Records supplied Block Start

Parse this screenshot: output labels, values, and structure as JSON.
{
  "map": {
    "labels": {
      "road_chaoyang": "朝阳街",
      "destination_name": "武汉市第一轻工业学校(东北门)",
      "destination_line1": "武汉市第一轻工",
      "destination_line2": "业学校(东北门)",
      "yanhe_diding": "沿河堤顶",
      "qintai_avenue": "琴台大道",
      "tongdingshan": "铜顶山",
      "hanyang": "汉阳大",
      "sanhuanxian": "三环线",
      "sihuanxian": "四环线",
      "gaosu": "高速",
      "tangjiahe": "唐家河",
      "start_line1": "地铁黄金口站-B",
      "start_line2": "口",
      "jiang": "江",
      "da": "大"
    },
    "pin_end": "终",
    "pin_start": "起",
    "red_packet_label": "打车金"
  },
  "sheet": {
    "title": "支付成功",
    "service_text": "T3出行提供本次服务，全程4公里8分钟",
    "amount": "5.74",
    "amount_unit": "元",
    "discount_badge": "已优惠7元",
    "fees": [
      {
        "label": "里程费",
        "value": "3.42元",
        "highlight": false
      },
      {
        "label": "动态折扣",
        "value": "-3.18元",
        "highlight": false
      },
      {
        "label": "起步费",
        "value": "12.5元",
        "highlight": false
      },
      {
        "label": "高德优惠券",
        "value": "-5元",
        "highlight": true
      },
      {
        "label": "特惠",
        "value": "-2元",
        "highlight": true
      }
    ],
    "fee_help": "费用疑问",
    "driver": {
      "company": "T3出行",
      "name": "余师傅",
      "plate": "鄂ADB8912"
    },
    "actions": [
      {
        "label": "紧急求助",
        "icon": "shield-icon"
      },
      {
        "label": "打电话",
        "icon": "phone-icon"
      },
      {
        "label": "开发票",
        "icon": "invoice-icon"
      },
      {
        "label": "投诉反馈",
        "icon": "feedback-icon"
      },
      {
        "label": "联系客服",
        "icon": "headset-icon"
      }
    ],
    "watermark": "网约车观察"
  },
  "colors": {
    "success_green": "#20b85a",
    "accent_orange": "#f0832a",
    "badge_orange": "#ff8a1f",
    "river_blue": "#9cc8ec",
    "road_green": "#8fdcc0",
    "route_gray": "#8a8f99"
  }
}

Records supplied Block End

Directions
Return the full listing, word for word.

Answer to this exercise
Parse this screenshot: output labels, values, and structure as JSON.
{
  "map": {
    "labels": {
      "road_chaoyang": "朝阳街",
      "destination_name": "武汉市第一轻工业学校(东北门)",
      "destination_line1": "武汉市第一轻工",
      "destination_line2": "业学校(东北门)",
      "yanhe_diding": "沿河堤顶",
      "qintai_avenue": "琴台大道",
      "tongdingshan": "铜顶山",
      "hanyang": "汉阳大",
      "sanhuanxian": "三环线",
      "sihuanxian": "四环线",
      "gaosu": "高速",
      "tangjiahe": "唐家河",
      "start_line1": "地铁黄金口站-B",
      "start_line2": "口",
      "jiang": "江",
      "da": "大"
    },
    "pin_end": "终",
    "pin_start": "起",
    "red_packet_label": "打车金"
  },
  "sheet": {
    "title": "支付成功",
    "service_text": "T3出行提供本次服务，全程4公里8分钟",
    "amount": "5.74",
    "amount_unit": "元",
    "discount_badge": "已优惠7元",
    "fees": [
      {
        "label": "里程费",
        "value": "3.42元",
        "highlight": false
      },
      {
        "label": "动态折扣",
        "value": "-3.18元",
        "highlight": false
      },
      {
        "label": "起步费",
        "value": "12.5元",
        "highlight": false
      },
      {
        "label": "高德优惠券",
        "value": "-5元",
        "highlight": true
      },
      {
        "label": "特惠",
        "value": "-2元",
        "highlight": true
      }
    ],
    "fee_help": "费用疑问",
    "driver": {
      "company": "T3出行",
      "name": "余师傅",
      "plate": "鄂ADB8912"
    },
    "actions": [
      {
        "label": "紧急求助",
        "icon": "shield-icon"
      },
      {
        "label": "打电话",
        "icon": "phone-icon"
      },
      {
        "label": "开发票",
        "icon": "invoice-icon"
      },
      {
        "label": "投诉反馈",
        "icon": "feedback-icon"
      },
      {
        "label": "联系客服",
        "icon": "headset-icon"
      }
    ],
    "watermark": "网约车观察"
  },
  "colors": {
    "success_green": "#20b85a",
    "accent_orange": "#f0832a",
    "badge_orange": "#ff8a1f",
    "river_blue": "#9cc8ec",
    "road_green": "#8fdcc0",
    "route_gray": "#8a8f99"
  }
}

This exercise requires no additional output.